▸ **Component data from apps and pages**
________________________
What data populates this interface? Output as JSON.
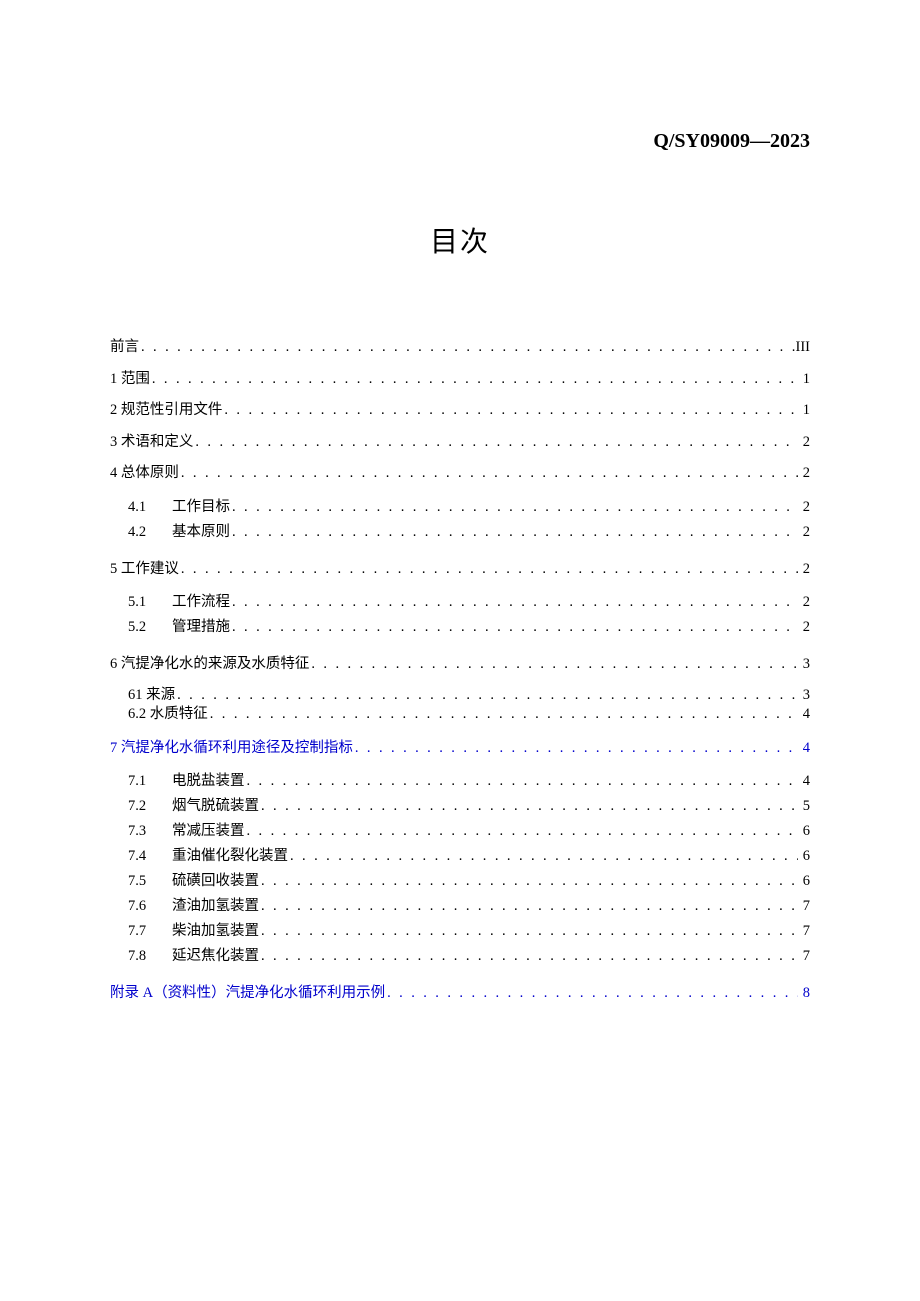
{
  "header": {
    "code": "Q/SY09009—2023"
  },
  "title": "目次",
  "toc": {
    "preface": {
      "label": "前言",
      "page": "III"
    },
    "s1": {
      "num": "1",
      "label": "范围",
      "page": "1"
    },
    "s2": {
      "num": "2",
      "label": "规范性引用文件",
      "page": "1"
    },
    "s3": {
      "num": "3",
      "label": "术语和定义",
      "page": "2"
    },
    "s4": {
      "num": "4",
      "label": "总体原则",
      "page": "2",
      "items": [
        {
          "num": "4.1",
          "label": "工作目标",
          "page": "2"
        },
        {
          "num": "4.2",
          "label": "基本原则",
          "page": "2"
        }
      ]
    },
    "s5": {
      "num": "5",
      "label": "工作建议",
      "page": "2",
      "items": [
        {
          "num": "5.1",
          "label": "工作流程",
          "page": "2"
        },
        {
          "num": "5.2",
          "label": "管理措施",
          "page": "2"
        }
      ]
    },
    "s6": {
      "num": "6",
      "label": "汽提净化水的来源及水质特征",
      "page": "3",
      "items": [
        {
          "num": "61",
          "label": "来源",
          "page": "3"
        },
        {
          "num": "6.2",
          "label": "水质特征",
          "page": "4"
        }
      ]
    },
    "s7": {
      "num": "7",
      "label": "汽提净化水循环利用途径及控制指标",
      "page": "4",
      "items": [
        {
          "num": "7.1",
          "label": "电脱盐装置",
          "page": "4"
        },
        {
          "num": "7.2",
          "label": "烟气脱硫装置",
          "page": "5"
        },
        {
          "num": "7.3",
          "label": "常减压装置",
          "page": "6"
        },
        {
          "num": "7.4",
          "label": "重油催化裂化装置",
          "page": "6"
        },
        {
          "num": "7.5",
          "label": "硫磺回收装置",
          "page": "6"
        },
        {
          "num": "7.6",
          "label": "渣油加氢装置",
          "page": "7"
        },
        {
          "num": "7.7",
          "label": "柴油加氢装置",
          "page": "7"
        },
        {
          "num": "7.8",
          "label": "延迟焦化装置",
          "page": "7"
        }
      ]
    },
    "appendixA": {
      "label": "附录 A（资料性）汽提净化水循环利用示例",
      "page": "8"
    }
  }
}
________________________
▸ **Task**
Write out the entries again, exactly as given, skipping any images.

▸ **Finished task**
What data populates this interface? Output as JSON.
{
  "header": {
    "code": "Q/SY09009—2023"
  },
  "title": "目次",
  "toc": {
    "preface": {
      "label": "前言",
      "page": "III"
    },
    "s1": {
      "num": "1",
      "label": "范围",
      "page": "1"
    },
    "s2": {
      "num": "2",
      "label": "规范性引用文件",
      "page": "1"
    },
    "s3": {
      "num": "3",
      "label": "术语和定义",
      "page": "2"
    },
    "s4": {
      "num": "4",
      "label": "总体原则",
      "page": "2",
      "items": [
        {
          "num": "4.1",
          "label": "工作目标",
          "page": "2"
        },
        {
          "num": "4.2",
          "label": "基本原则",
          "page": "2"
        }
      ]
    },
    "s5": {
      "num": "5",
      "label": "工作建议",
      "page": "2",
      "items": [
        {
          "num": "5.1",
          "label": "工作流程",
          "page": "2"
        },
        {
          "num": "5.2",
          "label": "管理措施",
          "page": "2"
        }
      ]
    },
    "s6": {
      "num": "6",
      "label": "汽提净化水的来源及水质特征",
      "page": "3",
      "items": [
        {
          "num": "61",
          "label": "来源",
          "page": "3"
        },
        {
          "num": "6.2",
          "label": "水质特征",
          "page": "4"
        }
      ]
    },
    "s7": {
      "num": "7",
      "label": "汽提净化水循环利用途径及控制指标",
      "page": "4",
      "items": [
        {
          "num": "7.1",
          "label": "电脱盐装置",
          "page": "4"
        },
        {
          "num": "7.2",
          "label": "烟气脱硫装置",
          "page": "5"
        },
        {
          "num": "7.3",
          "label": "常减压装置",
          "page": "6"
        },
        {
          "num": "7.4",
          "label": "重油催化裂化装置",
          "page": "6"
        },
        {
          "num": "7.5",
          "label": "硫磺回收装置",
          "page": "6"
        },
        {
          "num": "7.6",
          "label": "渣油加氢装置",
          "page": "7"
        },
        {
          "num": "7.7",
          "label": "柴油加氢装置",
          "page": "7"
        },
        {
          "num": "7.8",
          "label": "延迟焦化装置",
          "page": "7"
        }
      ]
    },
    "appendixA": {
      "label": "附录 A（资料性）汽提净化水循环利用示例",
      "page": "8"
    }
  }
}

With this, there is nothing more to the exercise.